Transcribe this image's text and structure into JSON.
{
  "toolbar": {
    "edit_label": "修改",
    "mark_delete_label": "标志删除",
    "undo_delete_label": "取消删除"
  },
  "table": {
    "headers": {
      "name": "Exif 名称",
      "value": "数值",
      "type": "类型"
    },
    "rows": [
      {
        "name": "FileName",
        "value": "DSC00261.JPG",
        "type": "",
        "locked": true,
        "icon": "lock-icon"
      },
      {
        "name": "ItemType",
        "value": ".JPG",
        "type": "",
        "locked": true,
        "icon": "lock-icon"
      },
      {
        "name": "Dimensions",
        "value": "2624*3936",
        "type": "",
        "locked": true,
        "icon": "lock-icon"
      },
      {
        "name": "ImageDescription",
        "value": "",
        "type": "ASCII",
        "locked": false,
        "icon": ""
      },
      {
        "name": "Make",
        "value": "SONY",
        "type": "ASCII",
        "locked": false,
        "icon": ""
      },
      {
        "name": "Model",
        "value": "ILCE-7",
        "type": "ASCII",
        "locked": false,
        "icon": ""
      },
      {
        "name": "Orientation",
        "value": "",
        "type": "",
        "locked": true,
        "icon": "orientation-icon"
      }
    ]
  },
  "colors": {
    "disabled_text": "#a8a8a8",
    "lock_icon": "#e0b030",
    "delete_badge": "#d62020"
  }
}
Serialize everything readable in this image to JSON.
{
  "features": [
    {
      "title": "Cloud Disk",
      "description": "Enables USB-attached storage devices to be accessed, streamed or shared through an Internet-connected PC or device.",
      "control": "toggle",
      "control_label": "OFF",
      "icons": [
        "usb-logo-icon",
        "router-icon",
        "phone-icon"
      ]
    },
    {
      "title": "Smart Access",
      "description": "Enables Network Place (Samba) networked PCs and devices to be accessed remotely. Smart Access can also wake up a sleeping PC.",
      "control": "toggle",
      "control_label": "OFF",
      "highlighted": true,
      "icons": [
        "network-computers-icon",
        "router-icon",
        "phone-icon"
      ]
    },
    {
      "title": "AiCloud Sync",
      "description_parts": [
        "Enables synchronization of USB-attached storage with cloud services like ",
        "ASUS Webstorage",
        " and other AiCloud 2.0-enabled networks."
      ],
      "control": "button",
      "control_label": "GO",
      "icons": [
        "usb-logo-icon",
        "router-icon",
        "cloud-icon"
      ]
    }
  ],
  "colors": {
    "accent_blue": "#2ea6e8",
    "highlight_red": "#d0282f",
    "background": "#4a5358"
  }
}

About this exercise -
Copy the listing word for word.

Answer to this exercise -
Transcribe this image's text and structure into JSON.
{
  "toolbar": {
    "edit_label": "修改",
    "mark_delete_label": "标志删除",
    "undo_delete_label": "取消删除"
  },
  "table": {
    "headers": {
      "name": "Exif 名称",
      "value": "数值",
      "type": "类型"
    },
    "rows": [
      {
        "name": "FileName",
        "value": "DSC00261.JPG",
        "type": "",
        "locked": true,
        "icon": "lock-icon"
      },
      {
        "name": "ItemType",
        "value": ".JPG",
        "type": "",
        "locked": true,
        "icon": "lock-icon"
      },
      {
        "name": "Dimensions",
        "value": "2624*3936",
        "type": "",
        "locked": true,
        "icon": "lock-icon"
      },
      {
        "name": "ImageDescription",
        "value": "",
        "type": "ASCII",
        "locked": false,
        "icon": ""
      },
      {
        "name": "Make",
        "value": "SONY",
        "type": "ASCII",
        "locked": false,
        "icon": ""
      },
      {
        "name": "Model",
        "value": "ILCE-7",
        "type": "ASCII",
        "locked": false,
        "icon": ""
      },
      {
        "name": "Orientation",
        "value": "",
        "type": "",
        "locked": true,
        "icon": "orientation-icon"
      }
    ]
  },
  "colors": {
    "disabled_text": "#a8a8a8",
    "lock_icon": "#e0b030",
    "delete_badge": "#d62020"
  }
}
Serialize everything readable in this image to JSON.
{
  "features": [
    {
      "title": "Cloud Disk",
      "description": "Enables USB-attached storage devices to be accessed, streamed or shared through an Internet-connected PC or device.",
      "control": "toggle",
      "control_label": "OFF",
      "icons": [
        "usb-logo-icon",
        "router-icon",
        "phone-icon"
      ]
    },
    {
      "title": "Smart Access",
      "description": "Enables Network Place (Samba) networked PCs and devices to be accessed remotely. Smart Access can also wake up a sleeping PC.",
      "control": "toggle",
      "control_label": "OFF",
      "highlighted": true,
      "icons": [
        "network-computers-icon",
        "router-icon",
        "phone-icon"
      ]
    },
    {
      "title": "AiCloud Sync",
      "description_parts": [
        "Enables synchronization of USB-attached storage with cloud services like ",
        "ASUS Webstorage",
        " and other AiCloud 2.0-enabled networks."
      ],
      "control": "button",
      "control_label": "GO",
      "icons": [
        "usb-logo-icon",
        "router-icon",
        "cloud-icon"
      ]
    }
  ],
  "colors": {
    "accent_blue": "#2ea6e8",
    "highlight_red": "#d0282f",
    "background": "#4a5358"
  }
}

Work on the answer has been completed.